Field Trip: The Florida Keys
In the early spring of 2010, St. Norbert College geology was feeling the chill, and decided to spend a week in the sub-tropical Florida Keys. A hard rock geologist's nightmare, the Florida keys are a fascinating and unique sedimentary environment. Essentially untouched by plate tectonics for hundreds of millions of years, sand, mud, and limestone dominate the the geology of southern Florida. Over the course of the trip we explored an abandoned quarry, kayaked in the Everglades, and snorkled on a coral reef to get a hands-on feel of the geology and ecology of the Keys.
The Everglades is a very unique and fragile ecosystem. The Everglades, it is said, “are the only Everglades in the world.” Nostalgically referred to as a “river of grass,” the Florida Everglades is a hundred-mile long swamp. Every spring, Lake Okeechobee in central Florida overflows on its southern bank. Over a period of years, this water makes its leisurely way through miles and miles of flat swampland. It exits into Florida Bay, a very shallow bay on Florida’s western side. Because the Everglades have such little relief, changes of only a foot in elevation can have great implications in terms of soil moisture and hence in what plants will grow. The mounds of trees seen in this photo represent an elevation of only two feet above the swamp. The Everglades sits on flat limestone bedrock, which is exposed in some areas. The soil of the everglades is notoriously poor.

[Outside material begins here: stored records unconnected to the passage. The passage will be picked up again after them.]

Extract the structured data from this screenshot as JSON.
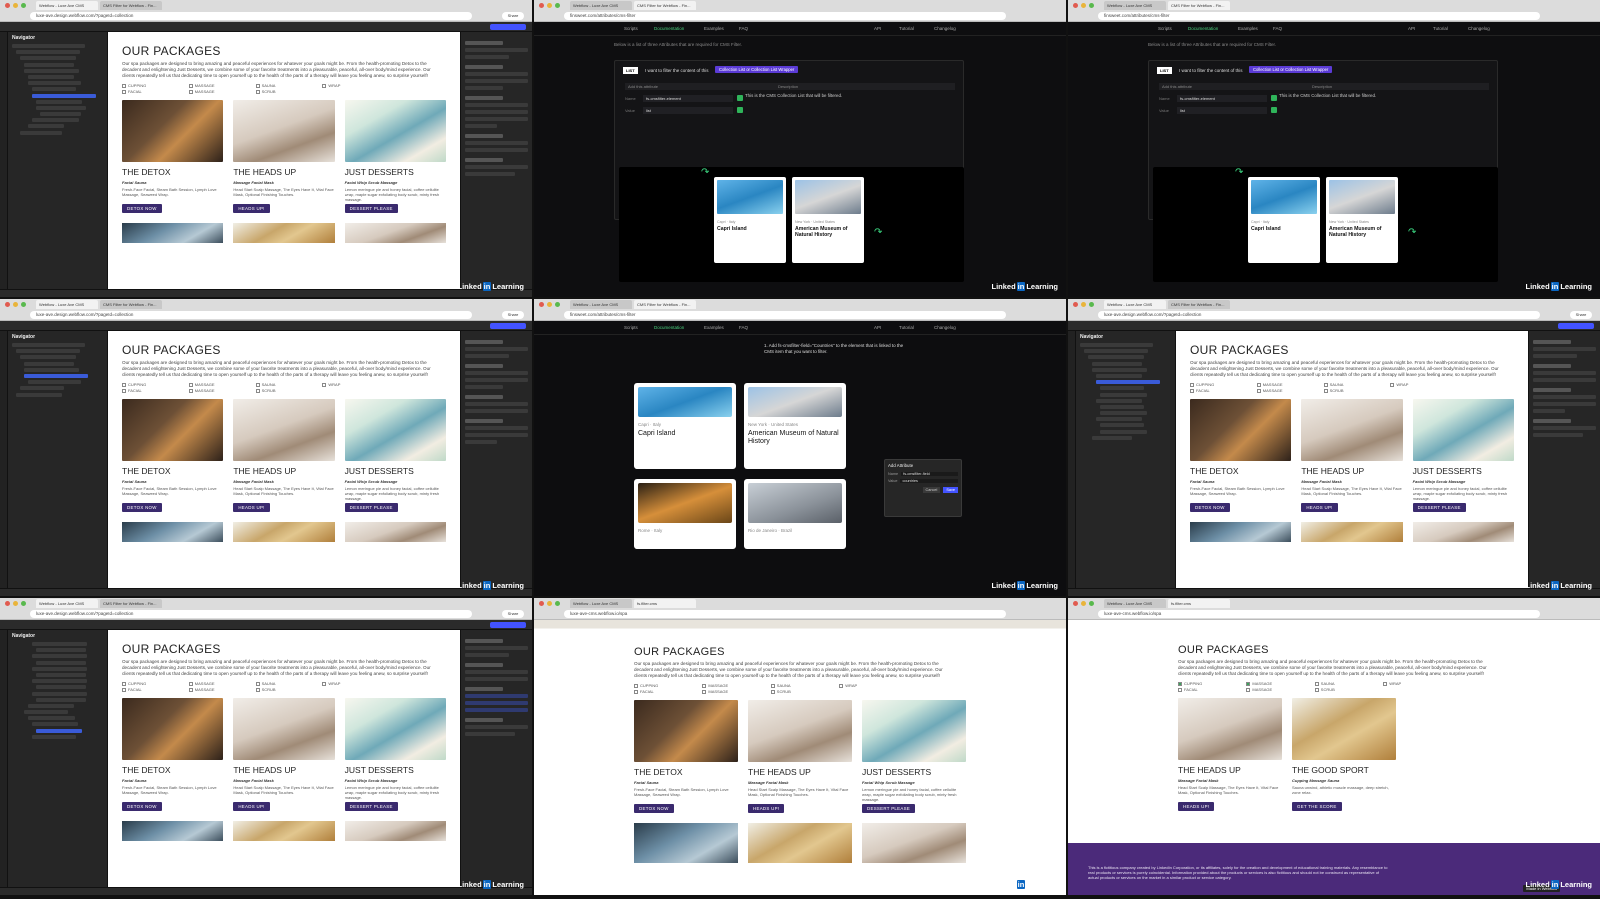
{
  "browser": {
    "tabs": [
      "Webflow - Luxe Ave CMS",
      "CMS Filter for Webflow - Fin...",
      "fs.filter.cms"
    ],
    "url": "luxe-ave.design.webflow.com/?pageId=collection",
    "docs_url": "finsweet.com/attributes/cms-filter",
    "live_url": "luxe-ave-cms.webflow.io/spa",
    "share": "Share"
  },
  "navigator": {
    "title": "Navigator"
  },
  "site": {
    "page_title": "OUR PACKAGES",
    "intro": "Our spa packages are designed to bring amazing and peaceful experiences for whatever your goals might be. From the health-promoting Detox to the decadent and enlightening Just Desserts, we combine some of your favorite treatments into a pleasurable, peaceful, all-over body/mind experience. Our clients repeatedly tell us that dedicating time to open yourself up to the health of the parts of a therapy will leave you feeling anew, so surprise yourself!",
    "filters": [
      "CUPPING",
      "FACIAL",
      "MASSAGE",
      "MASSAGE",
      "SAUNA",
      "SCRUB",
      "WRAP"
    ],
    "packages": [
      {
        "title": "THE DETOX",
        "tags": "Facial Sauna",
        "desc": "Fresh-Face Facial, Steam Bath Session, Lymph Love Massage, Seaweed Wrap.",
        "button": "DETOX NOW"
      },
      {
        "title": "THE HEADS UP",
        "tags": "Massage Facial Mask",
        "desc": "Head Start Scalp Massage, The Eyes Have It, Vital Face Mask, Optional Finishing Touches.",
        "button": "HEADS UP!"
      },
      {
        "title": "JUST DESSERTS",
        "tags": "Facial Whip Scrub Massage",
        "desc": "Lemon meringue pie and honey facial, coffee cellulite wrap, maple sugar exfoliating body scrub, minty fresh massage.",
        "button": "DESSERT PLEASE"
      },
      {
        "title": "THE GOOD SPORT",
        "tags": "Cupping Massage Sauna",
        "desc": "Sauna unwind, athletic muscle massage, deep stretch, zone relax.",
        "button": "GET THE SCORE"
      }
    ]
  },
  "docs": {
    "nav": [
      "Scripts",
      "Documentation",
      "Examples",
      "FAQ",
      "API",
      "Tutorial",
      "Changelog"
    ],
    "intro": "Below is a list of three Attributes that are required for CMS Filter.",
    "list_tag": "LIST",
    "learn": "I want to filter the content of this",
    "chip": "Collection List or Collection List Wrapper",
    "col_attribute": "Add this attribute",
    "col_description": "Description",
    "name_label": "Name",
    "name_value": "fs-cmsfilter-element",
    "value_label": "Value",
    "value_value": "list",
    "description": "This is the CMS Collection List that will be filtered.",
    "check": "Check the example here",
    "zoom_step": "1. Add fs-cmsfilter-field=\"Countries\" to the element that is linked to the CMS item that you want to filter.",
    "cards": [
      {
        "loc": "Capri · Italy",
        "name": "Capri Island"
      },
      {
        "loc": "New York · United States",
        "name": "American Museum of Natural History"
      },
      {
        "loc": "Rome · Italy",
        "name": ""
      },
      {
        "loc": "Rio de Janeiro · Brazil",
        "name": ""
      }
    ],
    "dialog": {
      "title": "Add Attribute",
      "name_label": "Name",
      "name_value": "fs-cmsfilter-field",
      "value_label": "Value",
      "value_value": "countries",
      "cancel": "Cancel",
      "save": "Save"
    }
  },
  "live": {
    "footer": "This is a fictitious company created by LinkedIn Corporation, or its affiliates, solely for the creation and development of educational training materials. Any resemblance to real products or services is purely coincidental. Information provided about the products or services is also fictitious and should not be construed as representative of actual products or services on the market in a similar product or service category.",
    "madein": "Made in Webflow"
  },
  "watermark": {
    "pre": "Linked",
    "in": "in",
    "post": "Learning"
  },
  "colors": {
    "button": "#3a2a6e",
    "accent_blue": "#4353ff",
    "accent_green": "#3ddc84",
    "chip_purple": "#5b3bd6"
  }
}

Of course, given the unique geology of the Everglades, the Everglades also boasts some unique biology. Despite how nutrient-poor Everglades water is, this water can support an amazing array of life. In this artificial slough dozens of 'gators are sunning themselves. The Everglades are also home to crocodiles, spoonbills, pelicans, herons, egrets, and a wide variety of other animals, including a few panthers. Anhinga birds, lacking oil on their wings, climb onto a rock or log and sun their feathers after every dive for fish.
Biology exists in the context of geology. If it weren’t for southern Florida’s flat sedimentary character, the Everglades would not be possible. The Everglades are a study in the ecological feedback between the world of rocks and the world of plants and animals.
Kayaking in Florida Bay. Florida Bay is a shallow bay, at most 12 feet deep. It is home to a variety of birds, including ospreys, as well as sharks, dolphins, and manatees. Warm shallow seas have very different geochemistry than open oceans. Seagrasses with calcite shells produce the calcitic sediment which characterizes these bays. Warm shallow seas like this used to cover America’s midland, and are responsible for thick sequences of carbonate rock so important to Midwestern geology.
Windley Key State Park
At Windley Key State Park, an abandoned limestone quarry, we saw fossilized coral. The Keys are built upon ancient coral reefs. Coral needs very specific conditions to grow, including warm, shallow, clear water. As water levels rose and fell during Pleistocene glaciation, so did the position of Florida’s coral reefs. Fossils of many varieties of coral can be seen in these rocks. As modern biology informs us, each kind of coral tells a specific story about geologic setting. A sedimentary geologist must interpret these fossils to tell the story of the rocks.
John Pennecamp State Park
While in Florida, we snorkled at John Pennecamp State Park. As James Hutton famously said, “the present is the key to the past.” To understand the history of the Florida keys, one must understand the natural history of coral, and to do that why not examine modern coral in the wild? Coral interacts with the environment today in much the same way as it did 18,000 years ago. In understanding fossilized reefs, an understanding of modern reefs is crucial. So, we use this...
...To explain this! In particular, this is a close-up of the intricate folds on the surface of a fossilized brain coral.
Miami's Hollywood Beach
On our last day in Florida, we visited Miami’s Hollywood beach. The geology of Florida is the geology of sedimentation, and nothing is more symbolic of sedimentation than a quartz-sand beach. The mineral quartz is highly resistant to chemical weathering, so extremely mature sands are close to 100% quartz.
Beaches are great places to examine environmental energetics. Larger sand grains and shells were accumulated around the bases of trees. When storms raise water levels high enough to cover the beach, the tree serves to locally slow the waters. As the water slows, the largest material drops out first. We collected two samples of beach sand and brought them back to De Pere to run through a rototap machine. A rototap is a machine which separates sediment into size categories, as a means of classification.
Don't worry, though. It wasn't all work for us down by the beach.
After that we returned to St. Norbert. Florida was an unusual field trip for us. Not many of our field trips focus on sedimentary processes. Nonetheless, Florida provides an excellent case study of sedimentary environments and their interaction with the biological world.